> To do
Each line that holds the word "JSON" counts once; give the total for the records below and nothing else.

> Dataset rows describing interfaces
◆ ◆ ◆
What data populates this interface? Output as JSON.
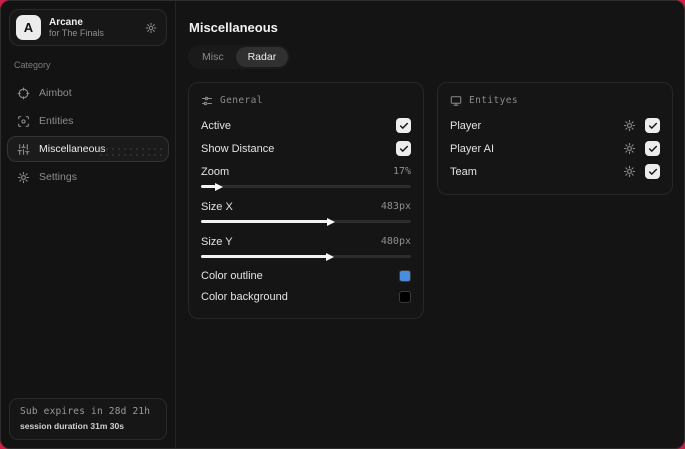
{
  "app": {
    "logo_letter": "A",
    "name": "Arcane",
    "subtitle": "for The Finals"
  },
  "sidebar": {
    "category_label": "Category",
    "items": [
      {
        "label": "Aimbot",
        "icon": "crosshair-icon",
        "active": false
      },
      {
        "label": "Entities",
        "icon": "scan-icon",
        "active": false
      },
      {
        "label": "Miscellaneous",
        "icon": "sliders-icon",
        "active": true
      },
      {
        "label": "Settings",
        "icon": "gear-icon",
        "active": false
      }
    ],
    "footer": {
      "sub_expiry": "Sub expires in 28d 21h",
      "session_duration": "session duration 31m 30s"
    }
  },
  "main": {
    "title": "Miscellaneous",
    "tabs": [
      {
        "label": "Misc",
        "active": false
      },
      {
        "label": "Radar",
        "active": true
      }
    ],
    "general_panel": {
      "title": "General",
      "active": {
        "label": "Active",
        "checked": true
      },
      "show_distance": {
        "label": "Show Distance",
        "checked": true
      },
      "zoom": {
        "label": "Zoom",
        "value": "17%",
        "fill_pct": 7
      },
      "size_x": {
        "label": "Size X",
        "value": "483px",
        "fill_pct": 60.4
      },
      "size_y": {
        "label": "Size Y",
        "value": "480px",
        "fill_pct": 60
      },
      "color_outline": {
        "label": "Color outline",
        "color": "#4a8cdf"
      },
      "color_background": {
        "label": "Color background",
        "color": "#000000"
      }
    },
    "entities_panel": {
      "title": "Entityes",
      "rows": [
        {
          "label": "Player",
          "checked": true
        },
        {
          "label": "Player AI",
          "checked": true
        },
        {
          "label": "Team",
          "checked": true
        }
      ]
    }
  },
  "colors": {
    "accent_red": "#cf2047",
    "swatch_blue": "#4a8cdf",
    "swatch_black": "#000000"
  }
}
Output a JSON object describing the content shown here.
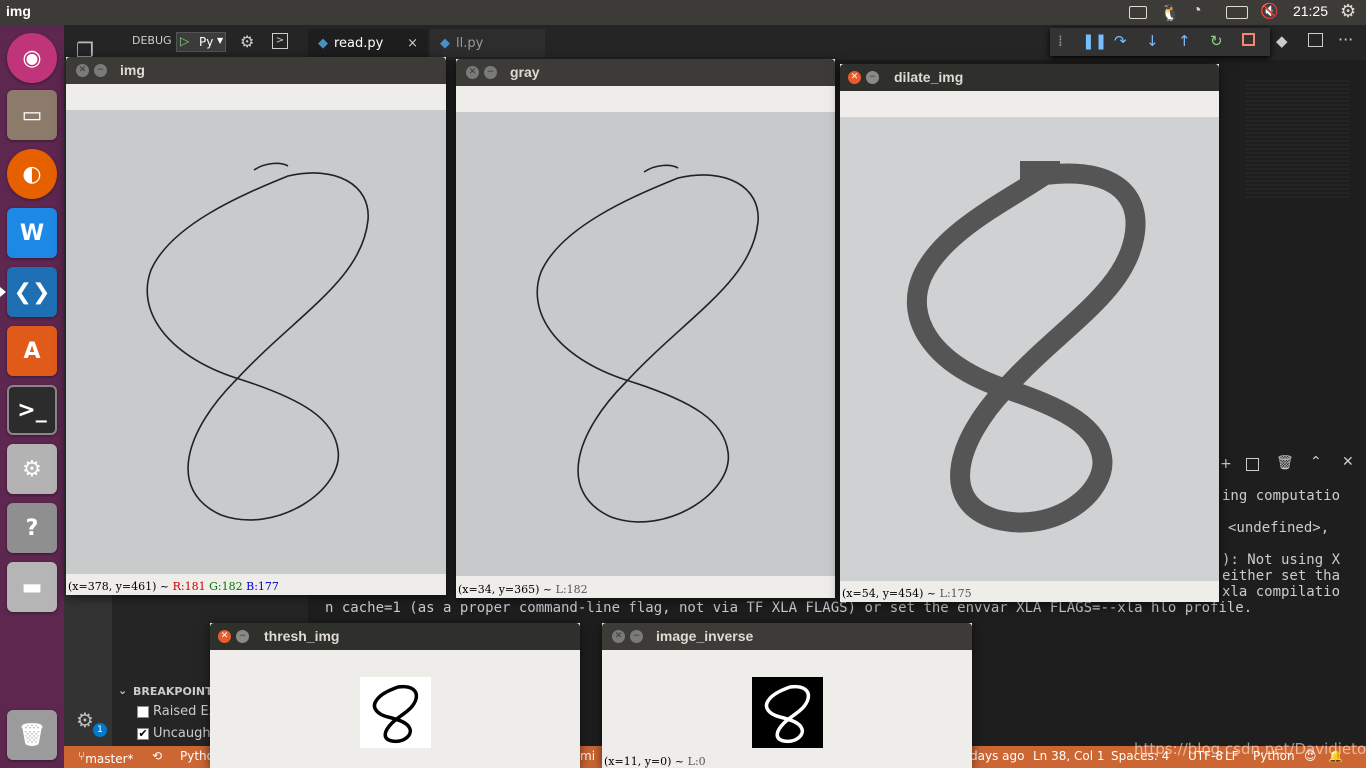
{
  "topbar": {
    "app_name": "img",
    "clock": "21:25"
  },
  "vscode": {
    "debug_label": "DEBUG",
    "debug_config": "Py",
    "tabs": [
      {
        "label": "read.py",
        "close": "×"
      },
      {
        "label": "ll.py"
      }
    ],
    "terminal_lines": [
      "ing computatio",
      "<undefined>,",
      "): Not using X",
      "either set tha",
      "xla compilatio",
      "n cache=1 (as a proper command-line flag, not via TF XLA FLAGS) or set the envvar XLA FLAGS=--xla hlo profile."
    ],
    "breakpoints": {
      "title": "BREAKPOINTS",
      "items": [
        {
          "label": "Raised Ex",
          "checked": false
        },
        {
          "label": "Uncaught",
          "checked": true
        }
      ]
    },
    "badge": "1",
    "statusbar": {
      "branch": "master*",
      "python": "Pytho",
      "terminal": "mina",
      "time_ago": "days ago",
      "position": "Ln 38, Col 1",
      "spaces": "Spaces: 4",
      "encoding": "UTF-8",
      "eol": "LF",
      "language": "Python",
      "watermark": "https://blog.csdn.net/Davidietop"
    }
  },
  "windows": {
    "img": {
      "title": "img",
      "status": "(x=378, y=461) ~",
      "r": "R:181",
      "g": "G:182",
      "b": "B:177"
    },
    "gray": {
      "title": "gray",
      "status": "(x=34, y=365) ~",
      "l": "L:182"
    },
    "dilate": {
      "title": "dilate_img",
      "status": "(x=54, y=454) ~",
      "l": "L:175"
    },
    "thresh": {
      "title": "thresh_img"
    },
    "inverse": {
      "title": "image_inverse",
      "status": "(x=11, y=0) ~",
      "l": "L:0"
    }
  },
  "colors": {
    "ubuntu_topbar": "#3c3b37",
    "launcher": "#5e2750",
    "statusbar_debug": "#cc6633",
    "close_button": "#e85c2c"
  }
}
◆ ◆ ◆
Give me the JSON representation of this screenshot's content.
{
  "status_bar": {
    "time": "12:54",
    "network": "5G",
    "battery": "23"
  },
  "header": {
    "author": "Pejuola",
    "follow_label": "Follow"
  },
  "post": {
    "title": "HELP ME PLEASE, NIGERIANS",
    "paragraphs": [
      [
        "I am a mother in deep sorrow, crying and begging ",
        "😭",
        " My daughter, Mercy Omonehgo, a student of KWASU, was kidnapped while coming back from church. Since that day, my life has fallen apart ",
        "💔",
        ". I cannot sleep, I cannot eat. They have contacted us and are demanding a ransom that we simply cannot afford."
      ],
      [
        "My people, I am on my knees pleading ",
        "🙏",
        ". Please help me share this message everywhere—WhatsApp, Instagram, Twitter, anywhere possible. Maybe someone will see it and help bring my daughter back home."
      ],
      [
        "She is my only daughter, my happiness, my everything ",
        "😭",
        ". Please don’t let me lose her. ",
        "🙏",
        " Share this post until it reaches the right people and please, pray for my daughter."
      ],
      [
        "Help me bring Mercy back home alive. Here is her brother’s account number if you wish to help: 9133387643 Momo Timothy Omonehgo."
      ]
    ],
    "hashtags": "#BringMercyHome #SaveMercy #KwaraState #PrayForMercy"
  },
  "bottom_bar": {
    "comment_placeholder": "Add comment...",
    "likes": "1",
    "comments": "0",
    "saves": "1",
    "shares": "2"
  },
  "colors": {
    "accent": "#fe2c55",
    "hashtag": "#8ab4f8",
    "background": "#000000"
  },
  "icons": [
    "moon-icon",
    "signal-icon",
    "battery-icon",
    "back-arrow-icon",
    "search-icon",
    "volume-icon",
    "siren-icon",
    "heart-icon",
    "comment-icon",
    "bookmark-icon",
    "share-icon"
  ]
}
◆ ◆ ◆
> Answer box
3